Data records

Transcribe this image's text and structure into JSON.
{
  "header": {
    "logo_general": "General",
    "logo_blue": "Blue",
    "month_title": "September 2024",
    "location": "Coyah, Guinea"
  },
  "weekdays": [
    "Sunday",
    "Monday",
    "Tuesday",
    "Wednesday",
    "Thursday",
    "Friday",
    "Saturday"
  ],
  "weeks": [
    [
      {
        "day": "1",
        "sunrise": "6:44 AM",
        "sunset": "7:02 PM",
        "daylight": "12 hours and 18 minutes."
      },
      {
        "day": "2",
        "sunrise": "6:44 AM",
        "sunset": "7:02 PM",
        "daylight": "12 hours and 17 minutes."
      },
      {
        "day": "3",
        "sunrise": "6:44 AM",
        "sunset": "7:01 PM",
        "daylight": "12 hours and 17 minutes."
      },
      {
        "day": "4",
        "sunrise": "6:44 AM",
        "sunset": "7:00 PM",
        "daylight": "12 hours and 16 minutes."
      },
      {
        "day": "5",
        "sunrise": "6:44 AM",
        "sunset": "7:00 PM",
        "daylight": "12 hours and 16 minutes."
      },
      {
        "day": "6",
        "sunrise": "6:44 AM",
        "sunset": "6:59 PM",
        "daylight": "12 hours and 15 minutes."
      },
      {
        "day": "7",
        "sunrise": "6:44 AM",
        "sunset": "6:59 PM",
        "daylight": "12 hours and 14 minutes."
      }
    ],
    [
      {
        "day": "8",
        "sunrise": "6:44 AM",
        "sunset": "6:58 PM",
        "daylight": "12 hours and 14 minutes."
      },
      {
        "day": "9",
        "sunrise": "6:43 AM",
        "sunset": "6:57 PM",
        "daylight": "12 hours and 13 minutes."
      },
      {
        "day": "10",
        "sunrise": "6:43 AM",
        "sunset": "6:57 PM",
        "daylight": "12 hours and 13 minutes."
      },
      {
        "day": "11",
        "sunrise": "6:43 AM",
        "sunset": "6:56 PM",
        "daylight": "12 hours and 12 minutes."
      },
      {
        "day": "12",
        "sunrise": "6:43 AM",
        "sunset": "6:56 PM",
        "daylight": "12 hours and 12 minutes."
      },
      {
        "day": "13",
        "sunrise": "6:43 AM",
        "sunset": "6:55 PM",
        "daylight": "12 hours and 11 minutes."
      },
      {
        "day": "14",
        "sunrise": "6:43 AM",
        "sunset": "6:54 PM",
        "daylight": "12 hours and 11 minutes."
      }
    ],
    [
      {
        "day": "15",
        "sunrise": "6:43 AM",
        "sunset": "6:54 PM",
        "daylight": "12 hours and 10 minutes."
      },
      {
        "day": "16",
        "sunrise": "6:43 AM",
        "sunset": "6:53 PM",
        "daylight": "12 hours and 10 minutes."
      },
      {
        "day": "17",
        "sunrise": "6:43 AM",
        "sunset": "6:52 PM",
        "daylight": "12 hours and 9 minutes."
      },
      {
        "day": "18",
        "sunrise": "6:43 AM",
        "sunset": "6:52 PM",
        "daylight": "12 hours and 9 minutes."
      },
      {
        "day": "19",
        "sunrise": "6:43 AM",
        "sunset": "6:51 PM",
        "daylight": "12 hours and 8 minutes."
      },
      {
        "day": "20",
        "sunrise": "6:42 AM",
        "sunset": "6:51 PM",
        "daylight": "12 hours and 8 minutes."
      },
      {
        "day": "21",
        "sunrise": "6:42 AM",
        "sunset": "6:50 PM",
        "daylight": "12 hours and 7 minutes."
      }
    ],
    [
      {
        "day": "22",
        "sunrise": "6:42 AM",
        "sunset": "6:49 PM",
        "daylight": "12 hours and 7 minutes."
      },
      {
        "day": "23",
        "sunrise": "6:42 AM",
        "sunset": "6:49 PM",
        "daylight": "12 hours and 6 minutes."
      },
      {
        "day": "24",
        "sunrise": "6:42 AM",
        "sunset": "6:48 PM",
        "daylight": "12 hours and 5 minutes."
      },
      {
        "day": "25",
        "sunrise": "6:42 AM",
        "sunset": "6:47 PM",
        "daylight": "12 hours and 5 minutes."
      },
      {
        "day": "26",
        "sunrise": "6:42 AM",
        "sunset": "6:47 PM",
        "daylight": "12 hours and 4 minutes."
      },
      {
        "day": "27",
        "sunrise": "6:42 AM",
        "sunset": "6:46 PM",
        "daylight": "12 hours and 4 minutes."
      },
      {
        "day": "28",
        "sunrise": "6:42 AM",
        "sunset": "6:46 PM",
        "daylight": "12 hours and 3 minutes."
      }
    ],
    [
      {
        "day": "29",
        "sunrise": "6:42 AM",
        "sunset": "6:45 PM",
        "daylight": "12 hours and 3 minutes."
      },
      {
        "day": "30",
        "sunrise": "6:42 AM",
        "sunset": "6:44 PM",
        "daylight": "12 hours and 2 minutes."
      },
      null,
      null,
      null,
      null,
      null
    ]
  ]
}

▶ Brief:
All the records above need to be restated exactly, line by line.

▶ Task result:
Transcribe this image's text and structure into JSON.
{
  "header": {
    "logo_general": "General",
    "logo_blue": "Blue",
    "month_title": "September 2024",
    "location": "Coyah, Guinea"
  },
  "weekdays": [
    "Sunday",
    "Monday",
    "Tuesday",
    "Wednesday",
    "Thursday",
    "Friday",
    "Saturday"
  ],
  "weeks": [
    [
      {
        "day": "1",
        "sunrise": "6:44 AM",
        "sunset": "7:02 PM",
        "daylight": "12 hours and 18 minutes."
      },
      {
        "day": "2",
        "sunrise": "6:44 AM",
        "sunset": "7:02 PM",
        "daylight": "12 hours and 17 minutes."
      },
      {
        "day": "3",
        "sunrise": "6:44 AM",
        "sunset": "7:01 PM",
        "daylight": "12 hours and 17 minutes."
      },
      {
        "day": "4",
        "sunrise": "6:44 AM",
        "sunset": "7:00 PM",
        "daylight": "12 hours and 16 minutes."
      },
      {
        "day": "5",
        "sunrise": "6:44 AM",
        "sunset": "7:00 PM",
        "daylight": "12 hours and 16 minutes."
      },
      {
        "day": "6",
        "sunrise": "6:44 AM",
        "sunset": "6:59 PM",
        "daylight": "12 hours and 15 minutes."
      },
      {
        "day": "7",
        "sunrise": "6:44 AM",
        "sunset": "6:59 PM",
        "daylight": "12 hours and 14 minutes."
      }
    ],
    [
      {
        "day": "8",
        "sunrise": "6:44 AM",
        "sunset": "6:58 PM",
        "daylight": "12 hours and 14 minutes."
      },
      {
        "day": "9",
        "sunrise": "6:43 AM",
        "sunset": "6:57 PM",
        "daylight": "12 hours and 13 minutes."
      },
      {
        "day": "10",
        "sunrise": "6:43 AM",
        "sunset": "6:57 PM",
        "daylight": "12 hours and 13 minutes."
      },
      {
        "day": "11",
        "sunrise": "6:43 AM",
        "sunset": "6:56 PM",
        "daylight": "12 hours and 12 minutes."
      },
      {
        "day": "12",
        "sunrise": "6:43 AM",
        "sunset": "6:56 PM",
        "daylight": "12 hours and 12 minutes."
      },
      {
        "day": "13",
        "sunrise": "6:43 AM",
        "sunset": "6:55 PM",
        "daylight": "12 hours and 11 minutes."
      },
      {
        "day": "14",
        "sunrise": "6:43 AM",
        "sunset": "6:54 PM",
        "daylight": "12 hours and 11 minutes."
      }
    ],
    [
      {
        "day": "15",
        "sunrise": "6:43 AM",
        "sunset": "6:54 PM",
        "daylight": "12 hours and 10 minutes."
      },
      {
        "day": "16",
        "sunrise": "6:43 AM",
        "sunset": "6:53 PM",
        "daylight": "12 hours and 10 minutes."
      },
      {
        "day": "17",
        "sunrise": "6:43 AM",
        "sunset": "6:52 PM",
        "daylight": "12 hours and 9 minutes."
      },
      {
        "day": "18",
        "sunrise": "6:43 AM",
        "sunset": "6:52 PM",
        "daylight": "12 hours and 9 minutes."
      },
      {
        "day": "19",
        "sunrise": "6:43 AM",
        "sunset": "6:51 PM",
        "daylight": "12 hours and 8 minutes."
      },
      {
        "day": "20",
        "sunrise": "6:42 AM",
        "sunset": "6:51 PM",
        "daylight": "12 hours and 8 minutes."
      },
      {
        "day": "21",
        "sunrise": "6:42 AM",
        "sunset": "6:50 PM",
        "daylight": "12 hours and 7 minutes."
      }
    ],
    [
      {
        "day": "22",
        "sunrise": "6:42 AM",
        "sunset": "6:49 PM",
        "daylight": "12 hours and 7 minutes."
      },
      {
        "day": "23",
        "sunrise": "6:42 AM",
        "sunset": "6:49 PM",
        "daylight": "12 hours and 6 minutes."
      },
      {
        "day": "24",
        "sunrise": "6:42 AM",
        "sunset": "6:48 PM",
        "daylight": "12 hours and 5 minutes."
      },
      {
        "day": "25",
        "sunrise": "6:42 AM",
        "sunset": "6:47 PM",
        "daylight": "12 hours and 5 minutes."
      },
      {
        "day": "26",
        "sunrise": "6:42 AM",
        "sunset": "6:47 PM",
        "daylight": "12 hours and 4 minutes."
      },
      {
        "day": "27",
        "sunrise": "6:42 AM",
        "sunset": "6:46 PM",
        "daylight": "12 hours and 4 minutes."
      },
      {
        "day": "28",
        "sunrise": "6:42 AM",
        "sunset": "6:46 PM",
        "daylight": "12 hours and 3 minutes."
      }
    ],
    [
      {
        "day": "29",
        "sunrise": "6:42 AM",
        "sunset": "6:45 PM",
        "daylight": "12 hours and 3 minutes."
      },
      {
        "day": "30",
        "sunrise": "6:42 AM",
        "sunset": "6:44 PM",
        "daylight": "12 hours and 2 minutes."
      },
      null,
      null,
      null,
      null,
      null
    ]
  ]
}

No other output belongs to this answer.